Where can you find white thirty-somethings lined up to bag your groceries? (Besides Tiburon.)
Trader Joe’s! Yes, you, with the MFA! Grab a Hawaiian shirt and join the grocery chain that sounds like it was named after a sex trafficker.
Here be treasure in delightfully-priced little packages. $7.99 for coffee – good coffee! $2.99 for real Camembert! They even have their own wine, their very own cheap wine!
But, you don’t NEED to shop at Trader Joe’s, asserts somebody at church. They have EXACTLY the same things at Aldi for EVEN LESS!
There’s an Aldi in my neighborhood. It’s certainly… German. The first time I went, my daughter was a toddler. It was late fall (drizzling!), and I had her in one hand and my reusable bags in the other. When I got to the carts, I realized they were chained together and I needed a quarter to “rent” one.
Another woman was returning her cart and saw me with my baby. As I rummaged in my purse, she said, “Do you need a quarter?” She took it out of her cart and held it out toward me. As I was thanking her, she changed her mind and pocketed it. “This is my lucky quarter,” she explained.
Cartless, and downtrodden, I went into the store. I wasn’t even looking at the prices because I was too distracted by the “Designer Impostor-ness” of the merchandise: “Lundt Chocolate Truffles” and “Pressed Oat Snack Bars” displayed in their own cardboard shipping cartons. Unlike a German store, the floor was a little gritty, and the employees were not making a living wage. I felt punished for my years of suburban consumerism.

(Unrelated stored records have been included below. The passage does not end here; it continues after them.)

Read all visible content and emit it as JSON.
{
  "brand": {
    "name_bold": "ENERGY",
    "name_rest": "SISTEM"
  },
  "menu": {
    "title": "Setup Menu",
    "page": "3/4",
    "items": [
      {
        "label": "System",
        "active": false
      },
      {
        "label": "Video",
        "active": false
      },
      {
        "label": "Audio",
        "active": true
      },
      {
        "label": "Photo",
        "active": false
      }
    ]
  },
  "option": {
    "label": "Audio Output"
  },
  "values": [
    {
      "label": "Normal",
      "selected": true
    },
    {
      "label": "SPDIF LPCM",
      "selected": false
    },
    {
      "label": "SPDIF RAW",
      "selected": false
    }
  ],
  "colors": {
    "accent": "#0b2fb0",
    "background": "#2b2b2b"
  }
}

I wanted to walk right out, but even that wasn’t possible. I had to exit through a check stand, only wide enough to fit eins Wagen! That meant waiting in a checkout line with a little kid. She was savvy enough to grab hold of a plastic satchel of faux Legos, so I bought it (for 2.99), but we donated it after a few weeks because instead of interlocking, they just “interfit,” making unbelievably unstable structures.
Yesterday, I was in Aldi again – “The short name saves you $$!” – shopping for cheese. Someone I know* insisted they had the same cheese at Aldi that they had at Trader Joe’s! Sure, they had cheese… But would I want it…? Nope.
*You know who you are.
This time, with my second kid in tow we escaped with just 2 packs of breath mints. I beat a path back to Trader Joe’s, where I found my cheese, just as nature intended: fair-trade and wrapped in smugness. Trader Joe’s! How I’ve missed you! Let me tell you how bad your brother has been…
Aldi’s website has justifications for every complaint an American shopper can think of like, “Why are your hours so crappy?” (Being open more convenient hours would drive up prices!) and “Why don’t you have any bananas when you had bananas last week?” (Don’t get too comfortable – my italics – with your shopping list. Grab it now because it could be gone tomorrow.)
Don’t worry, they have an off-brand comedian to explain it to you. (I’m sorry, he’s not a comedian, he’s a “funny man.” – Another way Aldi lowers prices!)
They’re the same in much the way the Wiggles and Judas Priest are both musical acts. Trader Joe’s is an indulgence. Aldi is where you go when you’re fresh out of options and have just one lucky quarter.